The mountains continued to climb and the temperature was dropping. When I would stop to take a photo I would start to shiver so I decided to just put my head down and get to where I needed to be. I arrived at Nakayama Pass at around 5:30pm. The fog was thick and the temperature was low, and my clothes were wet. Not a good combination. I needed to find somewhere to stay and quick. There was not much there besides an information centre and supermarket and they were already closed. I managed to meet a nice young guy who gave me something to eat. I asked him if there were any places to stay or camp for the night. After remembering some year nine drama skills I managed to act out what I was asking him and he understood. Unfortunately for me though there was nowhere to stay and I could not camp just anywhere because Hokkaido is apparently where brown bears live. I really should have studied up more before I got here.
The nice guy rounded up a couple of his friends and they told me there was a place to stay in the next town but it was another 24km away. They walked me to a bus stop, gave me a fried tempura potato ball and sent me on my way. There must have been a mix up because when the bus stopped I was in a town called Toya. About two or three days walk from where I was. So I was very far ahead of where I should have been.
It was around 7:00pm so I was too tired to care at that stage and just wanted to get some rest so I went into the first place I saw and booked a room. It was a traditional Japanese hotel so when I got to my room there was no bed. A short Danny DeVito looking man walked in and pulled a mat out of a drawer and put it on the floor and put a blanket on it and said “Bed”. When he left I threw my things down, hung my wet clothes up and went to bed.
Walking: Day 3
Today I slept in till about 8:00am. I cleaned up and got my gear ready for another walk. I decided that as I was now ahead of schedule that I would only walk 17 kilometres to a town called Date. I thought I would take an easier walk than the previous day. I walked along a new road. It was along a lake which had Nakajima Island in the centre of it which was basically a small mountain. It was a cloudy day so I did not put sunscreen on. It looked as though it might rain. I came to a turn that would lead me to Date. As I got further down the road it began going up, and up, and up. It was the steepest incline of the trip so far. Luckily there was a footpath all the way up. As I got to the top I could see a dormant Volcano. It was huge and had steam or smoke coming out of the cracks on the side of the hill. It appeared to be a tourist spot because there were chair lifts to take you over the top and there was some kind of Geology convention happening. I decided not to stop too long and continued on. Some tourist ran after me and wanted to take a photo with me. I must look strange to them I guess. Tall handsome guy walking on his own in the mountains. I guess I can’t blame them, who wouldn’t want a photo with me.

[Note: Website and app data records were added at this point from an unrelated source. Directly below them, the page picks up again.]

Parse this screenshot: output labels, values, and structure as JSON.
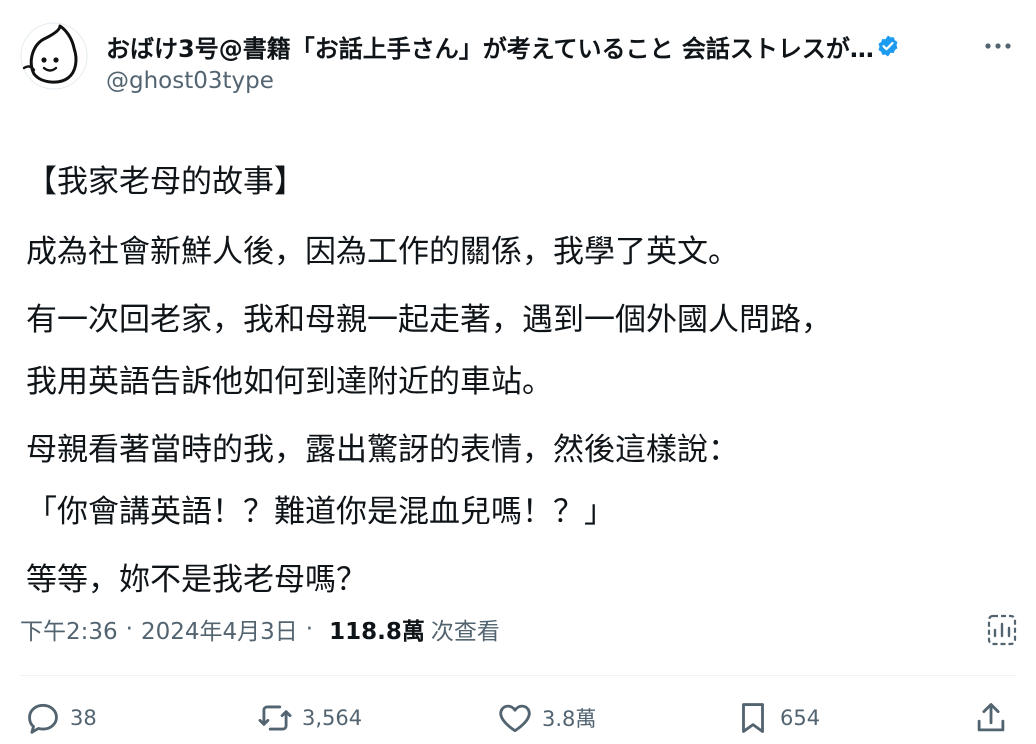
{
  "author": {
    "display_name": "おばけ3号@書籍「お話上手さん」が考えていること 会話ストレスが…",
    "handle": "@ghost03type",
    "verified": true,
    "avatar_icon": "ghost-avatar-icon"
  },
  "post": {
    "lines": [
      "【我家老母的故事】",
      "成為社會新鮮人後，因為工作的關係，我學了英文。",
      "有一次回老家，我和母親一起走著，遇到一個外國人問路，",
      "我用英語告訴他如何到達附近的車站。",
      "母親看著當時的我，露出驚訝的表情，然後這樣說：",
      "「你會講英語！？難道你是混血兒嗎！？」",
      "等等，妳不是我老母嗎？"
    ]
  },
  "meta": {
    "time": "下午2:36",
    "separator": "·",
    "date": "2024年4月3日",
    "views": "118.8萬",
    "views_label": "次查看"
  },
  "actions": {
    "reply_count": "38",
    "repost_count": "3,564",
    "like_count": "3.8萬",
    "bookmark_count": "654"
  },
  "colors": {
    "text": "#0f1419",
    "secondary": "#536471",
    "verified": "#1d9bf0",
    "divider": "#eff3f4"
  }
}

After a long walk through winding roads and one long tunnel with a footpath I made it to Date unscathed (well i did get sun burnt again because I am an idiot). I am in a very lovely hotel and am taking an extra day seeing as I am ahead of schedule.
I have uploaded a video of my walk on day 2. It is a very rough edit and my apologies for the sound. My water bottles were hitting the camera case.
Thank you to those great people who have donated to the Telethon Adventurers via my everyday hero site. If you haven’t already and would like to know how please click my link below.
Good job Rob, keep up the great job.
Amazing. I feel like you’re having an “Into the Wild” experience.
… Don’t eat any berries!
And slip slop slap 🙂
That video was amazing! It all looks so cool yay for rob!